Back, a number of years ago, I met a honest-to-goodness hoarder. Nothing was ever tossed out and everything, significant or not, was kept for the proverbial “rainy day.” I couldn’t quite believe my eyes when I saw the home with its cluttered hallways and its living room couch and chairs overflowing with an assortment of unread newspapers, empty bottles, clothes and other articles of value or no value, all piled into corners here and everywhere. This indescribable mess left me with a horrified impression of decay and despair. How could anyone live like this? And, why would they want to or feel a need to live like this?
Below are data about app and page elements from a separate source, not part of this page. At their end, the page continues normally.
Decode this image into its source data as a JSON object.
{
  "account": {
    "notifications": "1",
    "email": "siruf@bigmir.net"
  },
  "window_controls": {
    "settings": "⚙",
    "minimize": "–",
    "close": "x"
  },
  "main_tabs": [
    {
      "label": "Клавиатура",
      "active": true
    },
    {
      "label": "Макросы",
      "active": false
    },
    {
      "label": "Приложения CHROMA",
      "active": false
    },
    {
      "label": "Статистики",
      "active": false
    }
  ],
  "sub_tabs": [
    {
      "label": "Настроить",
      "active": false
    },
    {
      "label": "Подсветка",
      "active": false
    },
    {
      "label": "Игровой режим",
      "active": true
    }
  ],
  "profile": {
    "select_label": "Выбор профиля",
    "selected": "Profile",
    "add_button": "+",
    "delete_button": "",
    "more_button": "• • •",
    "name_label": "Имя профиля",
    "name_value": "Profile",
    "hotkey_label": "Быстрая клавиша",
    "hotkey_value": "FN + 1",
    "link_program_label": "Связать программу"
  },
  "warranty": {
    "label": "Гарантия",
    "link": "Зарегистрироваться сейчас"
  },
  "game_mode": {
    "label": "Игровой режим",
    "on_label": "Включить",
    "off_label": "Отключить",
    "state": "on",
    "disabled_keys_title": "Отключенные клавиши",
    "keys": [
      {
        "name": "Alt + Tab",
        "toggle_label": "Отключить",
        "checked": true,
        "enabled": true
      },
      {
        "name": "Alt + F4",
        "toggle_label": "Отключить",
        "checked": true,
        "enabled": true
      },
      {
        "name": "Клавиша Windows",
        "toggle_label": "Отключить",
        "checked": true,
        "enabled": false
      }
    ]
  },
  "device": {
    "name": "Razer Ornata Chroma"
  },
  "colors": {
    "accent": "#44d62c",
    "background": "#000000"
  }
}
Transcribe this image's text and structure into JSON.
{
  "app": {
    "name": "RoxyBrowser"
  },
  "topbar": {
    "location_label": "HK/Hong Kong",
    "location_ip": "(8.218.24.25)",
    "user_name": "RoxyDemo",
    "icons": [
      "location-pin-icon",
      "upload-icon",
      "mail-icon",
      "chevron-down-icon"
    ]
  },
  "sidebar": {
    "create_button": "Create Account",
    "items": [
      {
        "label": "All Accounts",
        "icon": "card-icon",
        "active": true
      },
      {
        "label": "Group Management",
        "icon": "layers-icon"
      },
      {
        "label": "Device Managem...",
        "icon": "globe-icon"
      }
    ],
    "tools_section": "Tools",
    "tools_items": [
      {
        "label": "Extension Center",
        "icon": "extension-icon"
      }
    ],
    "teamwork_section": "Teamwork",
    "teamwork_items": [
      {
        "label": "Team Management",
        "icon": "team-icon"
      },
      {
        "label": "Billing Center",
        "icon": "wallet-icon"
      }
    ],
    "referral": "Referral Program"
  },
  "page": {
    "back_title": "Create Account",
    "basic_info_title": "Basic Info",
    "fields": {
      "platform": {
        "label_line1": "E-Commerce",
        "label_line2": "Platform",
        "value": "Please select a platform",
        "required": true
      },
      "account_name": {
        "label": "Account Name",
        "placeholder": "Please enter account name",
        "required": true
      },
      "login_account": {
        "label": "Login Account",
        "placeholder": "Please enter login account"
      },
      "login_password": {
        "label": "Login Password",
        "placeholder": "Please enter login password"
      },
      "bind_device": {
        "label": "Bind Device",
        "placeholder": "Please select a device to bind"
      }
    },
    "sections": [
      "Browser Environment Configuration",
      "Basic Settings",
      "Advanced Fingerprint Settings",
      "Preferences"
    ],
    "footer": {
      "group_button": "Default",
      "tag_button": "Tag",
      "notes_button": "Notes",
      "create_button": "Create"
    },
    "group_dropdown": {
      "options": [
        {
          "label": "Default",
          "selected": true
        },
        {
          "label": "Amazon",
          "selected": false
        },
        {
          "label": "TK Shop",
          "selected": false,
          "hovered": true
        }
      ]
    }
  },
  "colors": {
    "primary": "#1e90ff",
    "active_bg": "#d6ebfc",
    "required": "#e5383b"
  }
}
Years later, though it probably shouldn’t have come as a surprise to me, some enterprising TV exec saw the potential for revenue by exploiting the very sad phenomenon of hoarding. Apparently, there are many people who lean toward collecting the essentials and the junk in their lives, people living in places where hoarding is both a passion and can be a symptom of illness. I’m sure television reality shows like “Buried Alive” are very profitable but I just find the whole idea of hoarding and the exploitation of those with this tendency to hoard, very disturbing. We seem to take an unnatural interest in the uncommon tendencies of our fellow human beings forgetting perhaps our own propensity to hold on to our treasures just in case the sky does fall or the rain does come.
After 9/11, our world became a very different place. Where once we relied on the security of our national status as a superpower, now 9/11 had proved to us we are not as invincible as we thought. Perhaps, not surprisingly, there were many in our country whose “go-to” response was to hoard necessities, build up stores of non-perishable goods, and tuck some dollar bills under their mattresses, well…just in case. As a country our sense of despair deepened and our hope in our own power diminished. While God was called upon in the first few days of the catastrophe and the recovery and our churches were full, it didn’t last long. We weren’t at all sure God could be of help and, unfortunately, many wondered if God might be the cause of this tragedy rather than a comfort, the One person we might turn to for hope. In God we Trust, but did we?
Luke’s gospel message today asks this very question. Christ addressing the concern of one brother for another brother’s unfair division of property responds with a story about fairness, greed and our tendency to rely more on stored up treasures than the bounty inherent in God’s love for us as God’s children. It may not have been the answer the unhappy brother had hoped to receive but it was the answer he needed to hear. As so do we. In what do we place our trust? What treasures do we store in our barns? Are we rich in God or just rich in goods, things, or just in the stuff we own?
The silliness of reality television can’t beat the real thing. Recently, I read this:
“At least 12 American multimillionaires are looking forward to their lives beyond death. Confident in the continued progress of modern medicine, they have arranged for their bodies to be frozen after they have died. They have also set up “personal revival trusts,” which are designed to ensure their present wealth will be waiting for them when they have been resuscitated 100 or 200 years in the future.
David Pizer, 64-years-old, figured that the “roughly $10 million” he left to himself—after all the compound interest has been added in—will make him ‘the richest man in the world’ when he wakes up.” No doubt, the oldest by a couple of hundred years or so too.
Betting on science to outplay faith isn’t a bet I’d want to make. I may be the eternal optimist or the perpetual pessimist, I’m not sure which, but, for me, having a faith in God trumps a faith in things every time. Christ’s point, I think. Where do we place our trust? In what or, in whom? What really matters to us in our lives…things we own or people we love and who love us?
There’s a wonderful old movie entitled The Bishop’s Wife. It’s a story about a bishop who gets so caught up in building a beautiful cathedral; he forgets its true purpose. Over time, his obsession grows and so does his impatience with everyone even his wife. Everything and everyone takes a backseat to this one grandiose gesture…to build the greatest, largest, most impressive cathedral. In the midst of all his busyness, the bishop receives a surprise visit from an angel. Taking advantage of the moment, the bishop mentions that the money to build the cathedral comes from one wealthy donor who insists the cathedral be a memorial to her late husband. The angel is neither impressed or won over and questions the deal. The bishop loses patience and responds:
“Don’t you think it’s worth it for so glorious an edifice?”
To which the angel responds: “I’m not so sure if it’s glory at a time like this.”
“Oh, you’re not?” says the bishop. The two stare up at a portrait of the future cathedral hanging over the mantle in the bishop’s den. Questioning the bishop’s motives and misplaced priorities, the angel says:
“You know these are lean years in the world. So many people need food. So many people need shelter. You know that one big roof could make so many little roofs.”
Periodically, we do have to review our priorities and reconnect with the important people and needs in our lives. Unlike the 12 multimillionaires betting on a good return in the afterlife and beyond, our lives are lived now. We have work to do; people to care for and needs to meet that improve the lives of others. I suspect it is true: we really can’t take it with us but, then again, depending on what we choose to store in our barns…things or the riches we gain in God’s love and through God’s relationship with us, maybe we can take what is really important into the next bountiful life ahead. Amen.